▶ **Entries shown**:
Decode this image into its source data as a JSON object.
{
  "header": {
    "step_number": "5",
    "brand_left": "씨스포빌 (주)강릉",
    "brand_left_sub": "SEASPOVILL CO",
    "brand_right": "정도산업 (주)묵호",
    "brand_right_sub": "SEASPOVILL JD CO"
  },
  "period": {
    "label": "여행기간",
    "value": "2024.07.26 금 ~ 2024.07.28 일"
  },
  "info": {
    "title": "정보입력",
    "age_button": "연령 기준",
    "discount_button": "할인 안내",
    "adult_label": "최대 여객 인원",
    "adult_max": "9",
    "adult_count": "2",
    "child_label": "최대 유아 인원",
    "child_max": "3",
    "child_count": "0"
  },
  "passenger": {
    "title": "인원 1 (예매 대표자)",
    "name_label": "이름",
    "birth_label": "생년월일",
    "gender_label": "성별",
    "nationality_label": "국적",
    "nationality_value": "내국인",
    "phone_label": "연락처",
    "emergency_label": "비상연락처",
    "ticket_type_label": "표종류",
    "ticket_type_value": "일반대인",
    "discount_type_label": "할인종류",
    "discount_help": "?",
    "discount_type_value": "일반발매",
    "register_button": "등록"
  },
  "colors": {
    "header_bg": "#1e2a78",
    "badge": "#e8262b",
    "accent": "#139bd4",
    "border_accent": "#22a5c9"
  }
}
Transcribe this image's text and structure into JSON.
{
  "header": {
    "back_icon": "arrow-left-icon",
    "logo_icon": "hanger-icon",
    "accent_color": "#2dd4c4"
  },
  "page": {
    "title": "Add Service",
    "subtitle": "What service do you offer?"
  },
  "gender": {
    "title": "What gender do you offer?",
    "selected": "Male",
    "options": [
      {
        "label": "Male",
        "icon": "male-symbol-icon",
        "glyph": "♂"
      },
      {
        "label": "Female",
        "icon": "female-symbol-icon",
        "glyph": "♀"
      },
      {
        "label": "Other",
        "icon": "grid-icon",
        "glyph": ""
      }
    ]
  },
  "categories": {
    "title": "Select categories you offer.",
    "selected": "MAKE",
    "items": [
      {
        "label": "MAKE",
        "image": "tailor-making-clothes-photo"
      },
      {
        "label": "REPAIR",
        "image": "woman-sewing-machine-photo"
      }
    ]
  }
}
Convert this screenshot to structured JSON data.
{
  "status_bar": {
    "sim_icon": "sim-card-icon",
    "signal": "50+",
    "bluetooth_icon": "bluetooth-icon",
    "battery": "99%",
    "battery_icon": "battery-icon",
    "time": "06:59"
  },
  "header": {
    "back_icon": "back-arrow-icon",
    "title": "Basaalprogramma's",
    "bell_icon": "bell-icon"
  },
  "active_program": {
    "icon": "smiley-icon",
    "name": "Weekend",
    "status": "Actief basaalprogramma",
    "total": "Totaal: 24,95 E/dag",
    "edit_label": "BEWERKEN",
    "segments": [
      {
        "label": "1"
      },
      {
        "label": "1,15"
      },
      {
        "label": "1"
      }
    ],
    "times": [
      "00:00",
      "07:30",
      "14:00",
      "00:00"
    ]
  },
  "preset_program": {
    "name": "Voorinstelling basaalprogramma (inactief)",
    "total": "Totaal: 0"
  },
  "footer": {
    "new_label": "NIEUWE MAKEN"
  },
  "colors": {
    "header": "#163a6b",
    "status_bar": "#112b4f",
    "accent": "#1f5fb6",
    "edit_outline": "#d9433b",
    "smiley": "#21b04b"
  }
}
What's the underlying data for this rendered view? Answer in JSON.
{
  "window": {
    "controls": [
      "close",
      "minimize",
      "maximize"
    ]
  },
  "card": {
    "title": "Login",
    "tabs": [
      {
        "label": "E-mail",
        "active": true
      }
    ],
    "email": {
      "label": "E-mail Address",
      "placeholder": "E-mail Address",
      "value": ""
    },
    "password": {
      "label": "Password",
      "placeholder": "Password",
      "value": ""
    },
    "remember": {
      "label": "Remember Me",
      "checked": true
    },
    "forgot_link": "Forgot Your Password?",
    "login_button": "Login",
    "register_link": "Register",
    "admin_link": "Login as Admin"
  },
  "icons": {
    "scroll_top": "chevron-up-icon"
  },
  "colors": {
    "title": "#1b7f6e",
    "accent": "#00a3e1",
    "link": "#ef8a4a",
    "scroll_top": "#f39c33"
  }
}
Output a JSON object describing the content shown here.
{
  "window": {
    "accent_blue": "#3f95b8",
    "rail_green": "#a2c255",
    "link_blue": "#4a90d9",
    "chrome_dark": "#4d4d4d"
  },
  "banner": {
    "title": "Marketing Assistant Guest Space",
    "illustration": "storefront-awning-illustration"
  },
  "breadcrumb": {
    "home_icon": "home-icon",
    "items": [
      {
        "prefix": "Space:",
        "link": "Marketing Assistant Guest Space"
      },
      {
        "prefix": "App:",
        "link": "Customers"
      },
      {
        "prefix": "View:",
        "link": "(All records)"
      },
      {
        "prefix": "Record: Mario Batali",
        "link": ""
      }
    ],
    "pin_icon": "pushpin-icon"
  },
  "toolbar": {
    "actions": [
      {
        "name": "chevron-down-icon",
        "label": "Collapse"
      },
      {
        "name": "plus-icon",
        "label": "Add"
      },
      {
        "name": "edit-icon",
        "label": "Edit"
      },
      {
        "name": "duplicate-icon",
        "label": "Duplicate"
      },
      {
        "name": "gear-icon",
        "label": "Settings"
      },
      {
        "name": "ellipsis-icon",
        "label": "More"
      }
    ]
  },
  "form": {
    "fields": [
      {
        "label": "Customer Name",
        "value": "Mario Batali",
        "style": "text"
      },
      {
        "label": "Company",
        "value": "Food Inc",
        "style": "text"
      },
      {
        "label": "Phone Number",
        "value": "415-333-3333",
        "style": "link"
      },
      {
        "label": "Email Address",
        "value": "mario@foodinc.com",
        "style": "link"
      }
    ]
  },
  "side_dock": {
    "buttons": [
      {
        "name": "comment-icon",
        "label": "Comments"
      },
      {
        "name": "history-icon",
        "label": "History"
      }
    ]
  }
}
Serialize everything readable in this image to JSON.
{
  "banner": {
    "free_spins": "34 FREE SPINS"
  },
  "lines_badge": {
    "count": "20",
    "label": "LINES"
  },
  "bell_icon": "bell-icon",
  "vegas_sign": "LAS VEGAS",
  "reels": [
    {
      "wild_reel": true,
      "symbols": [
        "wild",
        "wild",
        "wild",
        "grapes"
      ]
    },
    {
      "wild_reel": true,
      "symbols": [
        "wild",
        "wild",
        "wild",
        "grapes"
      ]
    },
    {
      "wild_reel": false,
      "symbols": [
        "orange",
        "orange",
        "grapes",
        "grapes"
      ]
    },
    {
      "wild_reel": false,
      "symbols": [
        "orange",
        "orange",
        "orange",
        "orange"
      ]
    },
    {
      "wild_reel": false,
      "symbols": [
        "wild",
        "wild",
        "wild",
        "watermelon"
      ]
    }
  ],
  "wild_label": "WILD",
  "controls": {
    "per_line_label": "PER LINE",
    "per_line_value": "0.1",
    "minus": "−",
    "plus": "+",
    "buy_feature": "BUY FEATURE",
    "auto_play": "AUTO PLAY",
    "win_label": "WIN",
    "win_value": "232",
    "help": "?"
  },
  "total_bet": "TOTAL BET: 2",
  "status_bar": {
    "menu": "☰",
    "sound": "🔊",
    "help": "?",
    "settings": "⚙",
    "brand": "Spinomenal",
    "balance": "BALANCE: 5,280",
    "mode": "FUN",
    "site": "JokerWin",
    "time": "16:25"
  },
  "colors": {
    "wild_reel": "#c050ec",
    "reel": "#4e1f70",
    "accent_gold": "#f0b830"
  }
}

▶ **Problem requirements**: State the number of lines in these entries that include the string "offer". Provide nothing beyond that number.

▶ **Solution to the exercise**: 3